Even economists striving hardest to find evidence of immigration's effect on domestic workers are finding that, at most, the surge of illegal immigrants probably had only a small impact on wages of the least-educated Americans — an effect that was likely swamped by all the other things that hit the economy, from the revolution in technology to the erosion of the minimum wage's buying power.Even the load on government budgets by illegal immigrants may be overblown.
When Mr. Borjas and Mr. Katz assumed that businesses reacted to the extra workers with a corresponding increase in investment — as has happened in Nebraska — their estimate of the decline in wages of high school dropouts attributed to illegal immigrants was shaved to 4.8 percent.

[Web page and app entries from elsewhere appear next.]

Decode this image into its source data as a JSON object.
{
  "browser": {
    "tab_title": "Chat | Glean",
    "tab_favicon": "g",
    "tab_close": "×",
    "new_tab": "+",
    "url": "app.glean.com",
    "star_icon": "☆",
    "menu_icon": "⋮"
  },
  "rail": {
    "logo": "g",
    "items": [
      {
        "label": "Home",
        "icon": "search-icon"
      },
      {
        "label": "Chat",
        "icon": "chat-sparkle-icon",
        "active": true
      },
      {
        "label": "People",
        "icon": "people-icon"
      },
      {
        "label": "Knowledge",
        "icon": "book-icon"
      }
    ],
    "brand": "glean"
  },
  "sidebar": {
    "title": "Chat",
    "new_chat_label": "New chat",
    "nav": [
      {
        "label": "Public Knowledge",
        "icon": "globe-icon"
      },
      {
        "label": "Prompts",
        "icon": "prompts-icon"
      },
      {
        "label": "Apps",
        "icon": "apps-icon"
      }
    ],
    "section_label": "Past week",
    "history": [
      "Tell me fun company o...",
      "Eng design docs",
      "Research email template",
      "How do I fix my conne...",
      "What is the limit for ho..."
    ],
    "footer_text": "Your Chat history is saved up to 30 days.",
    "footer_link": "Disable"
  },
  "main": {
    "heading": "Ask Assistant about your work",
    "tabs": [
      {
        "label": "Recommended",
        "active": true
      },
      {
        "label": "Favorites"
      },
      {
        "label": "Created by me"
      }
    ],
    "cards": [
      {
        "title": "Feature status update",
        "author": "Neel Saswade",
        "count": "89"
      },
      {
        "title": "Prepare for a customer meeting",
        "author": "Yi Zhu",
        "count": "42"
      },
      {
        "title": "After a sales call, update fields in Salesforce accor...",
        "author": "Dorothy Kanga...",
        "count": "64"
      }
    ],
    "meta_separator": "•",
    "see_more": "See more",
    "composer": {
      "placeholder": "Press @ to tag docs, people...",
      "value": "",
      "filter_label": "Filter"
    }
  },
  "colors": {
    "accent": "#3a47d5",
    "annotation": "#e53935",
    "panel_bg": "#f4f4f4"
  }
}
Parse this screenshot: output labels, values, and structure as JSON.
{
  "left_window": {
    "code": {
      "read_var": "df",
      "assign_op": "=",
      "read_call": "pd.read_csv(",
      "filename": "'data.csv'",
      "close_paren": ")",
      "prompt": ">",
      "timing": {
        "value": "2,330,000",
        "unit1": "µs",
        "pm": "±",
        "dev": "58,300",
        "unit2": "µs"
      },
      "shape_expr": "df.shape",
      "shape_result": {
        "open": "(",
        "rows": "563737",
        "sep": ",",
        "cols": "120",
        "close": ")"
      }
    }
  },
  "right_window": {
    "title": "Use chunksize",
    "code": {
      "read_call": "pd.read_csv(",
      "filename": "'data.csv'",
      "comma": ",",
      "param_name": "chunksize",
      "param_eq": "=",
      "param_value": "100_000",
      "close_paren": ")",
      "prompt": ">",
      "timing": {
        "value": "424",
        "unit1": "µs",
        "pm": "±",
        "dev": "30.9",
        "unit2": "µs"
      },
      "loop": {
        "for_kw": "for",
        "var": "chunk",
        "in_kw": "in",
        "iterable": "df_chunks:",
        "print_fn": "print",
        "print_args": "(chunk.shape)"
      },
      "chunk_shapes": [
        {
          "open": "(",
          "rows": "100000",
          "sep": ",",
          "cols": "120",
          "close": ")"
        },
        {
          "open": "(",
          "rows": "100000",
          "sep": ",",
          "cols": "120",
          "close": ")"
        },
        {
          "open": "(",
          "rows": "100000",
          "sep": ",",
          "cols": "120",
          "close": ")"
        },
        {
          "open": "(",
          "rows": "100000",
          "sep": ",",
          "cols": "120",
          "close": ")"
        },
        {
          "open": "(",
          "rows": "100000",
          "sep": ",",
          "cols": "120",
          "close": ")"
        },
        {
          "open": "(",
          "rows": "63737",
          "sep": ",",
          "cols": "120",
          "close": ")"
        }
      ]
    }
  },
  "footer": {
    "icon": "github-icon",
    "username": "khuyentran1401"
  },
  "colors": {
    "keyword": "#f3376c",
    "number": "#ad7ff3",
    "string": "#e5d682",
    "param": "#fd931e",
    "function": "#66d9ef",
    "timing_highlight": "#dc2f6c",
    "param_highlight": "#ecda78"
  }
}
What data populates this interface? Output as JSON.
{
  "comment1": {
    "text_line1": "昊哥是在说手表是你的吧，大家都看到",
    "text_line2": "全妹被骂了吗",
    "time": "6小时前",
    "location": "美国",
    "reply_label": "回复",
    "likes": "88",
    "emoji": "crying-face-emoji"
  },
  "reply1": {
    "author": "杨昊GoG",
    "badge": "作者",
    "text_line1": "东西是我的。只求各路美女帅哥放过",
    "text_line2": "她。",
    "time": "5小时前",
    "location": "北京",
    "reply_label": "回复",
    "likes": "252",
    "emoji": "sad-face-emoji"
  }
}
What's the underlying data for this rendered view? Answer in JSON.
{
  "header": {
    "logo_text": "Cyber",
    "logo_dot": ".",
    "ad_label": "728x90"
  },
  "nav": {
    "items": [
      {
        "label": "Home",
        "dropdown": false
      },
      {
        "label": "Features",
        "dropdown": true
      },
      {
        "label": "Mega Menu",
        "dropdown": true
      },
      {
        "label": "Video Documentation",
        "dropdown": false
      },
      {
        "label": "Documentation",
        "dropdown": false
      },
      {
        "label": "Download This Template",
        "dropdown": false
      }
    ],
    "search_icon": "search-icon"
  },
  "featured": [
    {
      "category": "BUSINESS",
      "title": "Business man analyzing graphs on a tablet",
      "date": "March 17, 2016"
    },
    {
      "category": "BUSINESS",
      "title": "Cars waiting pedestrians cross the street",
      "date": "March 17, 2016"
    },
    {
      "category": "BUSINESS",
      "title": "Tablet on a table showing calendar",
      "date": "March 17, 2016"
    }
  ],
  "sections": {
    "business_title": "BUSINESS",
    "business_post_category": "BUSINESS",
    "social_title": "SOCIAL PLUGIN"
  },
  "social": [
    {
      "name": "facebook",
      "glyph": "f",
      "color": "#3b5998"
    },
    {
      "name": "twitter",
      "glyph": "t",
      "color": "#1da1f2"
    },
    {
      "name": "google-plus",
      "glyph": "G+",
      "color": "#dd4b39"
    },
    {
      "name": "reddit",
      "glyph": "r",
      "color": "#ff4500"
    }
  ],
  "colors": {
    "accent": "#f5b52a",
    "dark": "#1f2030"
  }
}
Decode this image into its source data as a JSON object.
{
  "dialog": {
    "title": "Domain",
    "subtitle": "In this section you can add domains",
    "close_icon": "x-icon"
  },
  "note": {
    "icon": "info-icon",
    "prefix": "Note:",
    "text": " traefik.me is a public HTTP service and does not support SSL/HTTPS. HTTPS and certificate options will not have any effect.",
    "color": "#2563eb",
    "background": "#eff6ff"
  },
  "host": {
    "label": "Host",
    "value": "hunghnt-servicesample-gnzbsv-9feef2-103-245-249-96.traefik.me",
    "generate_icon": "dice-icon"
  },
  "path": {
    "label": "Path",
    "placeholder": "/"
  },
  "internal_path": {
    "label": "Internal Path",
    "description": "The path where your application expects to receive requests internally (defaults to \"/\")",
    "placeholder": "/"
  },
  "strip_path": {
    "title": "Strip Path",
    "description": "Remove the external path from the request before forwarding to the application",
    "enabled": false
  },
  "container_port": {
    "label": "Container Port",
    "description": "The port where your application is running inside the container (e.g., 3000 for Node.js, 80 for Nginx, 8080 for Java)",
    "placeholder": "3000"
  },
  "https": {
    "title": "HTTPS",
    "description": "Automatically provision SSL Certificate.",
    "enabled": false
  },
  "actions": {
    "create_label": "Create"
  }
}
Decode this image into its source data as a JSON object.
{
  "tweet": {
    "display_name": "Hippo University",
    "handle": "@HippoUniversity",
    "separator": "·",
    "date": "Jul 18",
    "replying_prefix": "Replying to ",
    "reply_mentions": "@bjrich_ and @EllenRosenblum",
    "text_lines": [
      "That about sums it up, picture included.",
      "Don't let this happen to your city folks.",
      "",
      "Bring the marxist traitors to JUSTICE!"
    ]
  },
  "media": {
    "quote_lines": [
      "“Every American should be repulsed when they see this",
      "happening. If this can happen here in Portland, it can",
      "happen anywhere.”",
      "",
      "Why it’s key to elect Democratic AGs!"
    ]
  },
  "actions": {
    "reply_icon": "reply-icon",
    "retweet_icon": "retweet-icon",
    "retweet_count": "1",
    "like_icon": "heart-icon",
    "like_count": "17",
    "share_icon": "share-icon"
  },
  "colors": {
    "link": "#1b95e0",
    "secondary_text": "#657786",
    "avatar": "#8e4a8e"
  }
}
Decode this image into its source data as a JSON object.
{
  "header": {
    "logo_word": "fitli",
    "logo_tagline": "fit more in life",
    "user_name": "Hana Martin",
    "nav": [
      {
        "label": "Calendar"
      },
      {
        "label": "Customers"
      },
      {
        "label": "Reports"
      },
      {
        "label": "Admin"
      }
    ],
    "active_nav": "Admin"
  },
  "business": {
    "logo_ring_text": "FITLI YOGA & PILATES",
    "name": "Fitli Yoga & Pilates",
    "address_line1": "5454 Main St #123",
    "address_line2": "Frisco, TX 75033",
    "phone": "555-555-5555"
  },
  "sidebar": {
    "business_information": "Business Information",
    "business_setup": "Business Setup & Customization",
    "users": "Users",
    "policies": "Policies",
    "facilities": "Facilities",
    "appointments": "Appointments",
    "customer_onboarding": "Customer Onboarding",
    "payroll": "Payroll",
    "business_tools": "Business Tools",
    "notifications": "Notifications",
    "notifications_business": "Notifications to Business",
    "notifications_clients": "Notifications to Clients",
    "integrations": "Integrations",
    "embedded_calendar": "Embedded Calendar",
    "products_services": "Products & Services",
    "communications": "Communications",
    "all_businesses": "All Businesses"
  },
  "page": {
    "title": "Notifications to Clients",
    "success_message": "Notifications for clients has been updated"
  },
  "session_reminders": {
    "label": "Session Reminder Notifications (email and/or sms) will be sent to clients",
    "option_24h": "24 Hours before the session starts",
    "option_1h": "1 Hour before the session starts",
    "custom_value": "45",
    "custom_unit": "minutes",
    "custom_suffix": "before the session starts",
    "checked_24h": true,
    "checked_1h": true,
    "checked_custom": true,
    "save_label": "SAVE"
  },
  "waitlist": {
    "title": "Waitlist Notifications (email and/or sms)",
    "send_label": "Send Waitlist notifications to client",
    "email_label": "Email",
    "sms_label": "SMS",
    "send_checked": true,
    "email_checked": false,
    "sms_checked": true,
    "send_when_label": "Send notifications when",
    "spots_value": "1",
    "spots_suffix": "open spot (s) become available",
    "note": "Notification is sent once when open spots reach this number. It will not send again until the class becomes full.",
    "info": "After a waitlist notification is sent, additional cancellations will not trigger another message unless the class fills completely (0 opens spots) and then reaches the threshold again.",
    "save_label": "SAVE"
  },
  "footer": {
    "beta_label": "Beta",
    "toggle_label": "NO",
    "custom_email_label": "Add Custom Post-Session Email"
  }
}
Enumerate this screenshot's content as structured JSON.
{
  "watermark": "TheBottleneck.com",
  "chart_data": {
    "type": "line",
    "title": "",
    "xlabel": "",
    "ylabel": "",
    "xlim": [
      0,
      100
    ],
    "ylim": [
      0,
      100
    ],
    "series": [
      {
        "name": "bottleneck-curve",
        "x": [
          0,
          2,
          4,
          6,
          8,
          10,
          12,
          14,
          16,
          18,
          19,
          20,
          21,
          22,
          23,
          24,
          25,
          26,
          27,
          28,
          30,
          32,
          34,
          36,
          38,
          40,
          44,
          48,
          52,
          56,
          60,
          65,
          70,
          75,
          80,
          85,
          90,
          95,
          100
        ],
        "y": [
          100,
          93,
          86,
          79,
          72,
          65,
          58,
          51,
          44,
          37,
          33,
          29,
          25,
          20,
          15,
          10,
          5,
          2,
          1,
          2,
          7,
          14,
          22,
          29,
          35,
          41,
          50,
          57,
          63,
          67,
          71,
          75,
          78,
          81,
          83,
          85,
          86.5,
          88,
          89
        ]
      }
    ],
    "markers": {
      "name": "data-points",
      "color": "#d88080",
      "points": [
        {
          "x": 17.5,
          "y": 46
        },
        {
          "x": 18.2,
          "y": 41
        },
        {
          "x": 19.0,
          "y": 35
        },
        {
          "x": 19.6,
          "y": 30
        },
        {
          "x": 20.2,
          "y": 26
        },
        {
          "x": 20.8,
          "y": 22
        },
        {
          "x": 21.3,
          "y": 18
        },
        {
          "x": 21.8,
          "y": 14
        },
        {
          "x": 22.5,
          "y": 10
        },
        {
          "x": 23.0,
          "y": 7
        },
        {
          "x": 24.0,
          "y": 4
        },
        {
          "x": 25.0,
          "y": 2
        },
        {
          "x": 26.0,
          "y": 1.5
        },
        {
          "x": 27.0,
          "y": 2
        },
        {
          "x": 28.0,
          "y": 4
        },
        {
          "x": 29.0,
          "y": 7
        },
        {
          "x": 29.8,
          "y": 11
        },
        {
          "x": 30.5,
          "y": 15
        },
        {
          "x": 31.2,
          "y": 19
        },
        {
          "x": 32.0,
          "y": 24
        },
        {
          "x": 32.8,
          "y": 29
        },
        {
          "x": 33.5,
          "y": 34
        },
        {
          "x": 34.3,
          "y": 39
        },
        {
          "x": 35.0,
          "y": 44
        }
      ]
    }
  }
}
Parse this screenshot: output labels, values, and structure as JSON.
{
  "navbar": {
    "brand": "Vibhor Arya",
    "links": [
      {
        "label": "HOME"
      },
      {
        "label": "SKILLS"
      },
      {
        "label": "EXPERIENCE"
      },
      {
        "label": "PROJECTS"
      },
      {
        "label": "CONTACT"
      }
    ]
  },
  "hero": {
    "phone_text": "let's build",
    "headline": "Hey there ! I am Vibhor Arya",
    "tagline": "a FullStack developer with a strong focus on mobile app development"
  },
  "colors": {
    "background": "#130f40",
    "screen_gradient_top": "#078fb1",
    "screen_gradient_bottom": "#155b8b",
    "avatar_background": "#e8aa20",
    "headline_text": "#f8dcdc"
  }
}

And they have since downgraded that number, acknowledging that the original analysis used some statistically flimsy data.
Assuming a jump in capital investment, they found that the surge in illegal immigration reduced the wages of high school dropouts by just 3.6 percent. [More]
Professor of Law  writes that the belief that undocumented migrants are exploiting the US economy and that they cost more in services than they contribute to the economy is "undeniably false". Lipman asserts that "undocumented immigrants actually contribute more to public coffers in taxes than they cost in social services" and "contribute to the U.S. economy through their investments and consumption of goods and services; filling of millions of essential worker positions resulting in subsidiary job creation, increased productivity and lower costs of goods and services; and unrequited contributions to Social Security, Medicare and unemployment insurance programs." [More]Second, you'd think from the English-only and cultural competition talk, Americans believe in the importance of greater uniformity in beliefs than other nations.
Well, not according to this research.
The two survey items that speak to diversity asked respondents whether they agreed or disagree with these statements:
It is better for a country if almost everyone shares the same customs and traditions.
It is better for a country if there are a variety of religions among its people.
Below are plots of the percent of respondents in each country who endorse homogeneity — i.e., agree that everyone should share customs and traditions and disagree that a variety of religions is better. (See the paper for fancier plots with means and confidence intervals.)
What's the deal with Greeks?
I think we allow what passes for public discourse on diversity to overcome the empirical evidence of the lives around us. And this survey demonstrates we may not be as intolerant as we can often appear in the media.